Congress Works on New Way to Deliver Mail
By MALIA RULON
The Associated Press
Wednesday, February 4, 2004; 5:32 AM
WASHINGTON - A congressional pilot project that scans letters, pictures and even drawings by children and delivers them electronically to lawmakers could soon make opening mail on Capitol Hill a thing of the past.
The experimental program was started in a dozen House offices after anthrax-tainted powder found in letters sent to two senators in 2001 shut down Capitol Hill office buildings for days.
This week, as the Senate faced its second attack involving a deadly toxin, lawmakers focused on the congressional mail system.
"We may have to change drastically the way we correspond with our constituents," said Sen. Pat Roberts, R-Kan.
The House Administration Committee, which oversees the electronic mail project, plans to expand it to 25 lawmakers by March, using improved software that makes it easier to sort the mail.
"It's another second step of security," said Bob Ney, R-Ohio, chairman of the committee.
Since the anthrax attack, all mail destined for Congress and federal agencies is irradiated at a remote location before being delivered to congressional offices. It often arrives more than a week late and sometimes discolored and brittle.
With digital mail, letters are sent to a facility in Leesburg, Va., and the process is shortened to a few days with mail arriving as scanned images via "pdf" files - electronic documents that can be e-mailed, searched by key words or printed out.
"Our staff has been raving about it," said Helen Hardin, chief of staff for Rep. Zach Wamp, R-Tenn. "We get our mail faster, we get it better and we are able to respond to the constituents that we serve in a much quicker way."
Deron Roberson, spokesman for Rep. Julia Carson, D-Ind., said the system also makes it easier to get rid of junk mail. "We can just delete it," he said.
The voluntary program, which has cost an estimated $5 million to date, started in February 2003 with 12 lawmakers who received their day's mail delivery via a hand-delivered CD-ROM. Four offices dropped out, citing a preference for receiving their mail in hardcopy form.

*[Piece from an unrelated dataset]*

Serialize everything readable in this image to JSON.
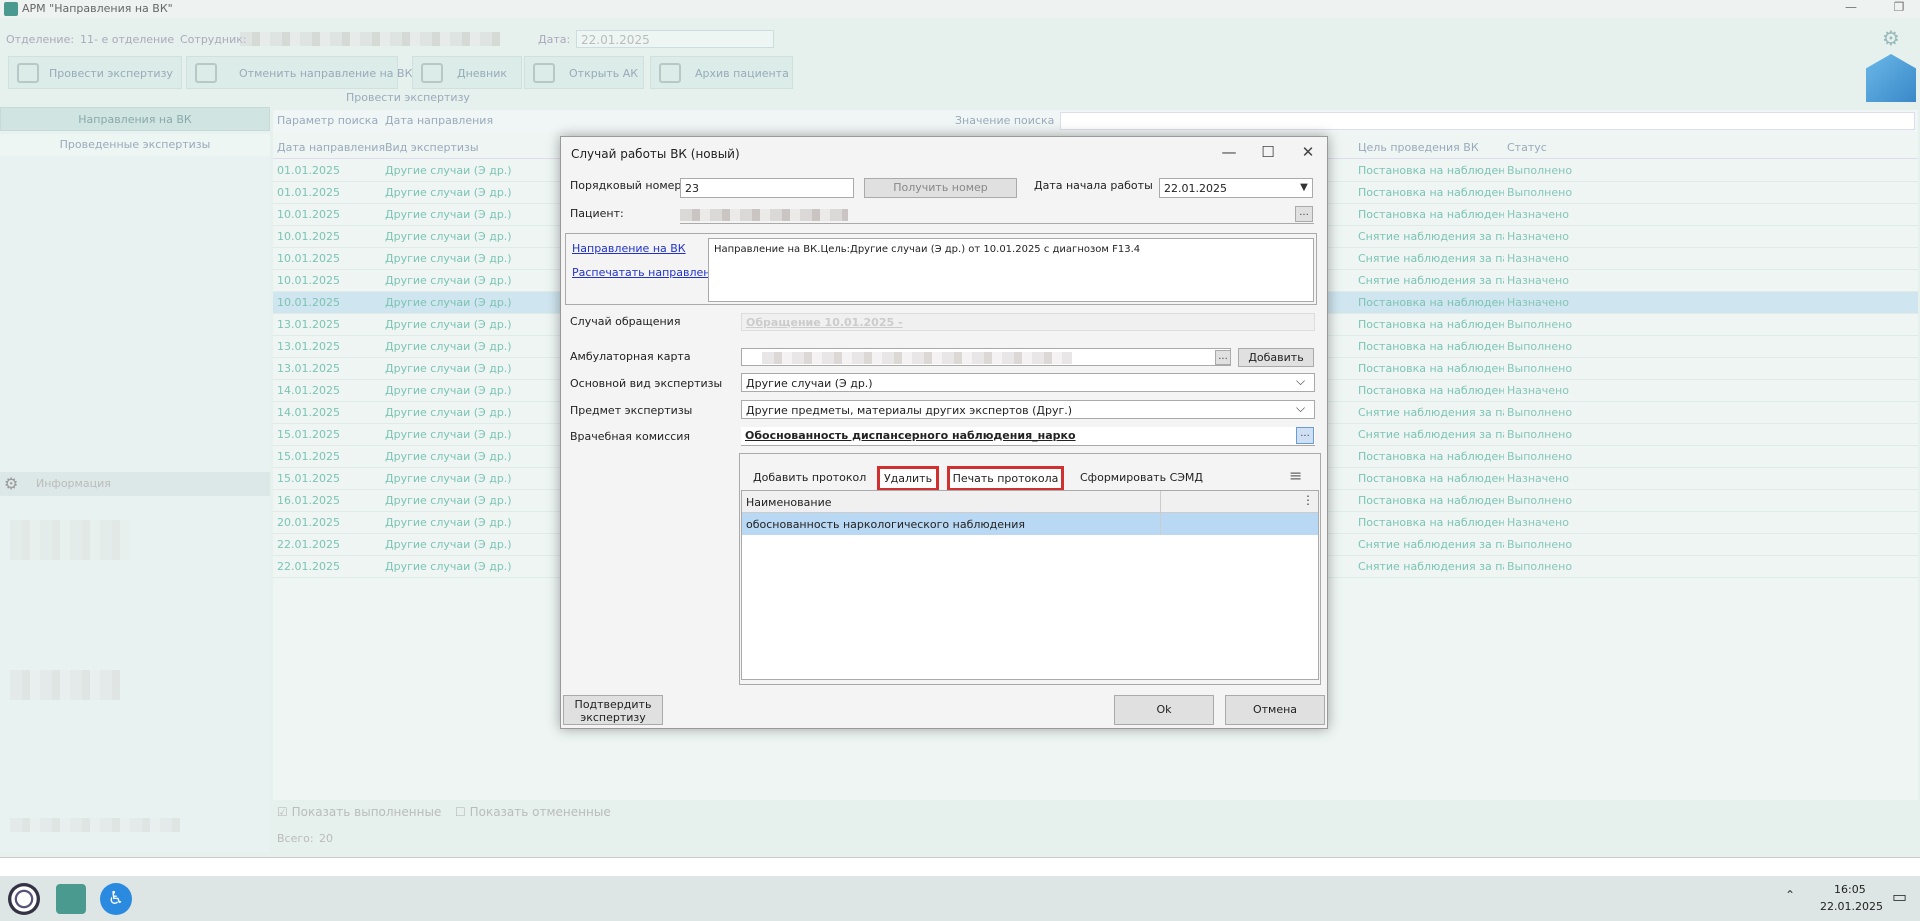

"They wanted to have their mail physically in front of them and thought they weren't saving time," said House Administration spokesman Brian Walsh. Names of the lawmakers who had dropped out were not immediately available.
The new system logs the name and address of senders, and it delivers the scanned mail directly into each lawmaker's constituent mail system. If the lawmaker wants the hardcopy, they still can get that delivered later, Walsh said.
Robert Hahn, who heads government solutions services for Pitney Bowes Inc., which was hired to operate the pilot project, says corporate demand for electronic mail - called "d-Mail" - has more than doubled since the 2001 anthrax attacks.
"It significantly improves the security in a situation where the document may be at risk for contamination," Hahn said. "Another virtue of this is that it speeds up distribution, and it makes storage and archiving of the document much easier."
No plans have been made to take the pilot project Congress-wide, but Ney said the discovery of deadly ricin in the Senate on Tuesday could change that.
"It makes the discussion of digital mail pop right up to the top," he said.
On the Net:
House Administration Committee: http://www.house.gov/cha/
© 2004 The Associated Press